[Entries from a dataset of interfaces]
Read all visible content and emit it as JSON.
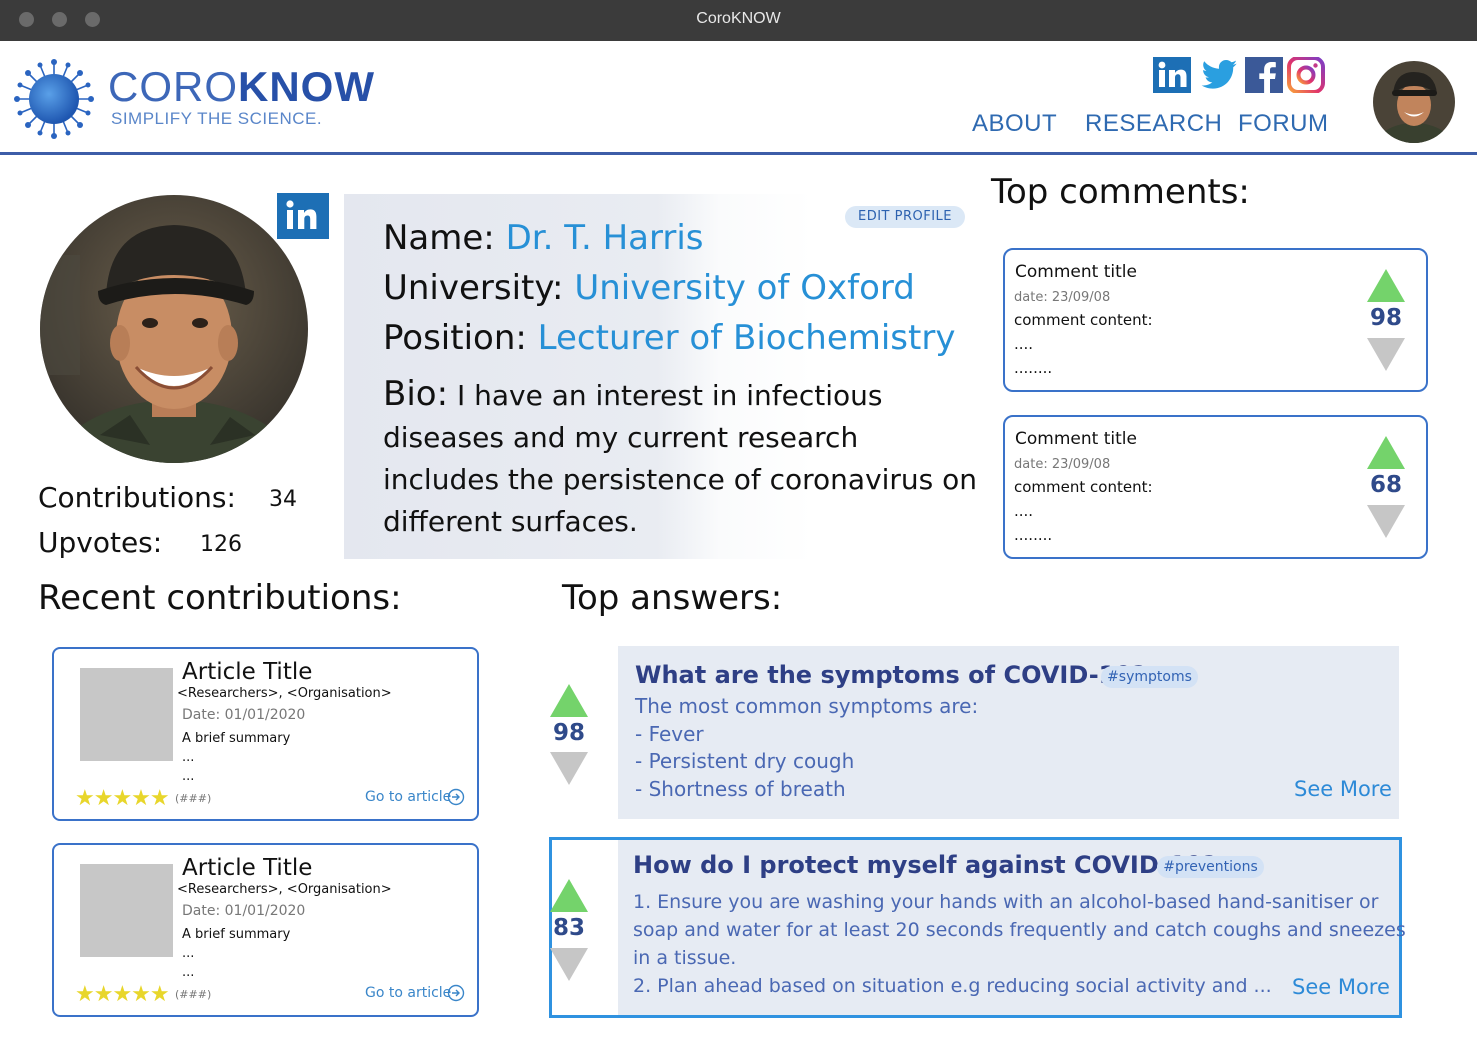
{
  "window": {
    "title": "CoroKNOW"
  },
  "brand": {
    "name_light": "CORO",
    "name_bold": "KNOW",
    "tagline": "SIMPLIFY THE SCIENCE.",
    "primary_color": "#2750a8",
    "accent_color": "#2790d6"
  },
  "socials": [
    {
      "icon": "linkedin-icon",
      "color": "#1d6fb5"
    },
    {
      "icon": "twitter-icon",
      "color": "#2a9fe0"
    },
    {
      "icon": "facebook-icon",
      "color": "#3b5998"
    },
    {
      "icon": "instagram-icon",
      "color": "#d6336c"
    }
  ],
  "nav": {
    "about": "ABOUT",
    "research": "RESEARCH",
    "forum": "FORUM"
  },
  "profile": {
    "edit_label": "EDIT PROFILE",
    "name_label": "Name: ",
    "name": "Dr. T. Harris",
    "university_label": "University: ",
    "university": "University of Oxford",
    "position_label": "Position: ",
    "position": "Lecturer of Biochemistry",
    "bio_label": "Bio:",
    "bio": "I have an interest in infectious diseases and my current research includes the persistence of coronavirus on different surfaces.",
    "contributions_label": "Contributions:",
    "contributions": "34",
    "upvotes_label": "Upvotes:",
    "upvotes": "126"
  },
  "top_comments": {
    "heading": "Top comments:",
    "items": [
      {
        "title": "Comment title",
        "date": "date: 23/09/08",
        "content": "comment content:",
        "line2": "....",
        "line3": "........",
        "votes": "98"
      },
      {
        "title": "Comment title",
        "date": "date: 23/09/08",
        "content": "comment content:",
        "line2": "....",
        "line3": "........",
        "votes": "68"
      }
    ]
  },
  "recent": {
    "heading": "Recent contributions:",
    "items": [
      {
        "title": "Article Title",
        "researchers": "<Researchers>, <Organisation>",
        "date": "Date: 01/01/2020",
        "summary": "A brief summary",
        "dots1": "...",
        "dots2": "...",
        "stars": "★★★★★",
        "rating_count": "(###)",
        "link": "Go to article"
      },
      {
        "title": "Article Title",
        "researchers": "<Researchers>, <Organisation>",
        "date": "Date: 01/01/2020",
        "summary": "A brief summary",
        "dots1": "...",
        "dots2": "...",
        "stars": "★★★★★",
        "rating_count": "(###)",
        "link": "Go to article"
      }
    ]
  },
  "top_answers": {
    "heading": "Top answers:",
    "items": [
      {
        "question": "What are the symptoms of COVID-19?",
        "tag": "#symptoms",
        "votes": "98",
        "lines": [
          "The most common symptoms are:",
          "- Fever",
          "- Persistent dry cough",
          "- Shortness of breath"
        ],
        "see_more": "See More"
      },
      {
        "question": "How do I protect myself against COVID-19?",
        "tag": "#preventions",
        "votes": "83",
        "lines": [
          "1. Ensure you are washing your hands with an alcohol-based hand-sanitiser or",
          "soap and water for at least 20 seconds frequently and catch coughs and sneezes",
          "in a tissue.",
          "2. Plan ahead based on situation e.g reducing social activity and ..."
        ],
        "see_more": "See More"
      }
    ]
  }
}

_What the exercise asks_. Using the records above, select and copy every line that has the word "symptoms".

_Expected answer_.
        "question": "What are the symptoms of COVID-19?",
        "tag": "#symptoms",
          "The most common symptoms are:",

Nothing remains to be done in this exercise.